  2. Plants manufacture and store energy from the sun.

  3. Photosynthesis: Plants Capturing the Sun’s Energy • Photo = light • Synthesis = putting together • Plants take in: • carbon dioxide (C02) from the air • water (H2O) from the soil with their roots • Put it Together in the presence of light energy and chlorophyll to produce: • sugar (glucose C6H12O6) • oxygen (O2) • CO2 + H2O chlorophyll C6H12O6 + O2 →→→→→→ • light energy

  4. Photosynthesis

  5. People and animals eat plants to obtain energy

  6. Some animals eat plant-eating animals to get their energy

  7. This is called a simple food chain • A food chain shows the transfer of energy through an ecosystem. It always begins with the sun and plants. • The grass absorbs energy from the sun and stores it as usable food. The snail obtains energy from the grass and the sun. The bird gets energy from the sun, the grass and the snail. This is how energy flows through an ecosystem.

  8. Decomposers • The food chain does not end with consumers : organisms that rely on plants for food. • The final stage is always the decomposers. • Carbon (C2) and Nitrogen (N2) are very limited and must be recycled back into nature for life to continue. • Carbon and Nitrogen are recycled back into the earth with the help of decomposers such as fungi and bacteria. • These organisms break down the complex molecules in dead plants and animals and change them into simple molecules that are used by other plants. • Carbohydrates found in dead plants and animals are reduced to CO2 and H2O • Proteins broken down give off nitrogen

  9. From Food Chain to Food Web • In an ecosystem there are many food chains. • In one way or another they interlock and cross over to form food webs. • See Handout “An Introduction to Food Webs” and “Food Webs”

  10. A Review • Ecosystem: • An area where biotic and abiotic factors interact with each other. • Biotic: • The living organisms in an ecosystem. Example: plants, animals, fungi • Abiotic: • The non-living factors in an environment. Example: wind, water, temperature, soil, rocks • Habitat: • The physical place where an organism lives. • Niche: • The ecological role of an organism. Example: Producer, consumer, decomposer • Producer: • A living organism that makes its own food. Example Green plants • Consumer: • Any organism that uses rather than produces food. Example: people, cows, bears, lions etc.

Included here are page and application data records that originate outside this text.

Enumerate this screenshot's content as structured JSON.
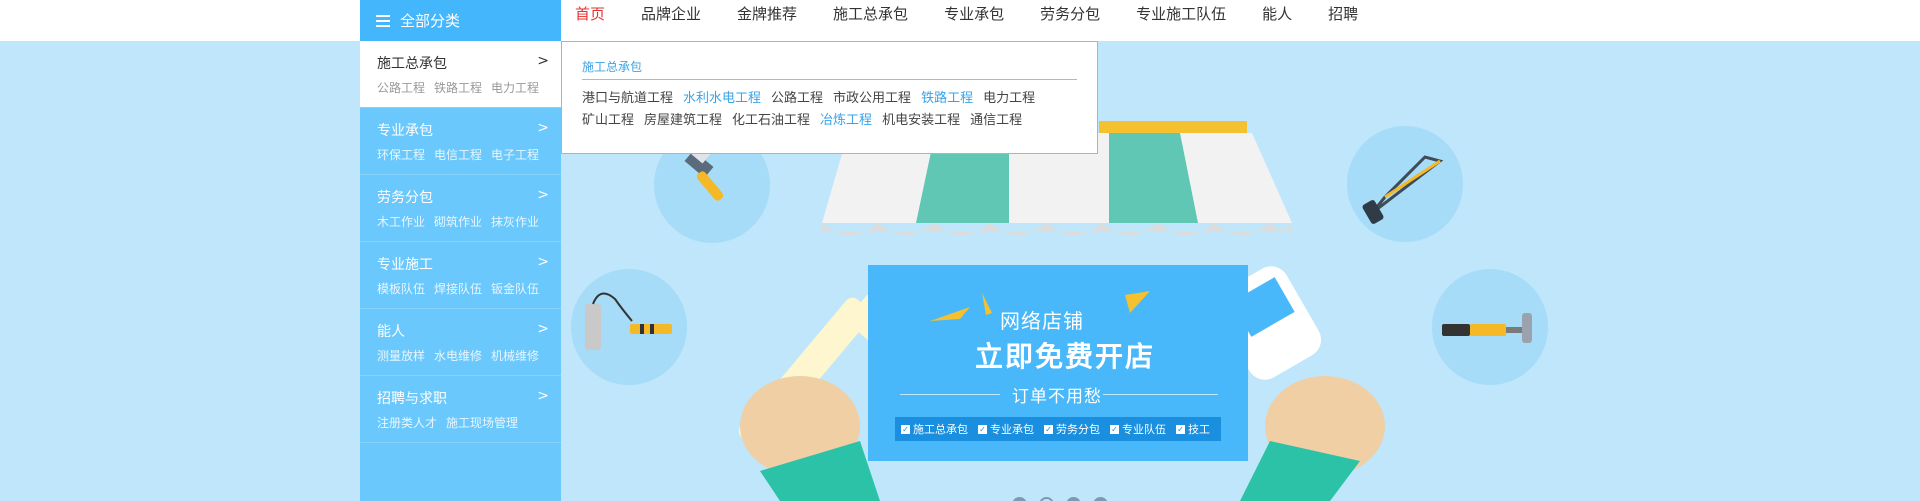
{
  "header": {
    "all_categories": "全部分类",
    "nav": [
      "首页",
      "品牌企业",
      "金牌推荐",
      "施工总承包",
      "专业承包",
      "劳务分包",
      "专业施工队伍",
      "能人",
      "招聘"
    ]
  },
  "categories": [
    {
      "title": "施工总承包",
      "arrow": ">",
      "subs": [
        "公路工程",
        "铁路工程",
        "电力工程"
      ]
    },
    {
      "title": "专业承包",
      "arrow": ">",
      "subs": [
        "环保工程",
        "电信工程",
        "电子工程"
      ]
    },
    {
      "title": "劳务分包",
      "arrow": ">",
      "subs": [
        "木工作业",
        "砌筑作业",
        "抹灰作业"
      ]
    },
    {
      "title": "专业施工",
      "arrow": ">",
      "subs": [
        "模板队伍",
        "焊接队伍",
        "钣金队伍"
      ]
    },
    {
      "title": "能人",
      "arrow": ">",
      "subs": [
        "测量放样",
        "水电维修",
        "机械维修"
      ]
    },
    {
      "title": "招聘与求职",
      "arrow": ">",
      "subs": [
        "注册类人才",
        "施工现场管理"
      ]
    }
  ],
  "dropdown": {
    "title": "施工总承包",
    "links": [
      {
        "text": "港口与航道工程",
        "hl": false
      },
      {
        "text": "水利水电工程",
        "hl": true
      },
      {
        "text": "公路工程",
        "hl": false
      },
      {
        "text": "市政公用工程",
        "hl": false
      },
      {
        "text": "铁路工程",
        "hl": true
      },
      {
        "text": "电力工程",
        "hl": false
      },
      {
        "text": "矿山工程",
        "hl": false
      },
      {
        "text": "房屋建筑工程",
        "hl": false
      },
      {
        "text": "化工石油工程",
        "hl": false
      },
      {
        "text": "冶炼工程",
        "hl": true
      },
      {
        "text": "机电安装工程",
        "hl": false
      },
      {
        "text": "通信工程",
        "hl": false
      }
    ]
  },
  "banner": {
    "line1": "网络店铺",
    "line2": "立即免费开店",
    "line3": "订单不用愁",
    "tags": [
      "施工总承包",
      "专业承包",
      "劳务分包",
      "专业队伍",
      "技工"
    ],
    "check": "✓",
    "slides": 4,
    "active_slide": 2
  },
  "colors": {
    "menu_blue": "#6ac8fc",
    "header_blue": "#44b6fb",
    "banner_bg": "#bfe6fb",
    "active_nav": "#e53030",
    "highlight_link": "#3aa3e6"
  },
  "icons": [
    "menu-icon",
    "paint-brush-icon",
    "paint-roller-icon",
    "hacksaw-icon",
    "screwdriver-icon",
    "hammer-icon",
    "glue-tube-icon"
  ]
}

  11. Review Continued • Decomposer: • An organism that breaks down the substance of dead organisms. Example: mushrooms, bacteria • Scavenger: • An animal or insect that feeds on the remains of dead animals. Example: vultures and ants • Chlorophyll: • The green coloring in plants that allows them to use energy from the sun as food. • Photosynthesis: • The first step in any food chain. The food making process of green plants. • Food Chain: • The transfer of feed energy from one organism to another. • Food Web: • A group of interlinked food chains.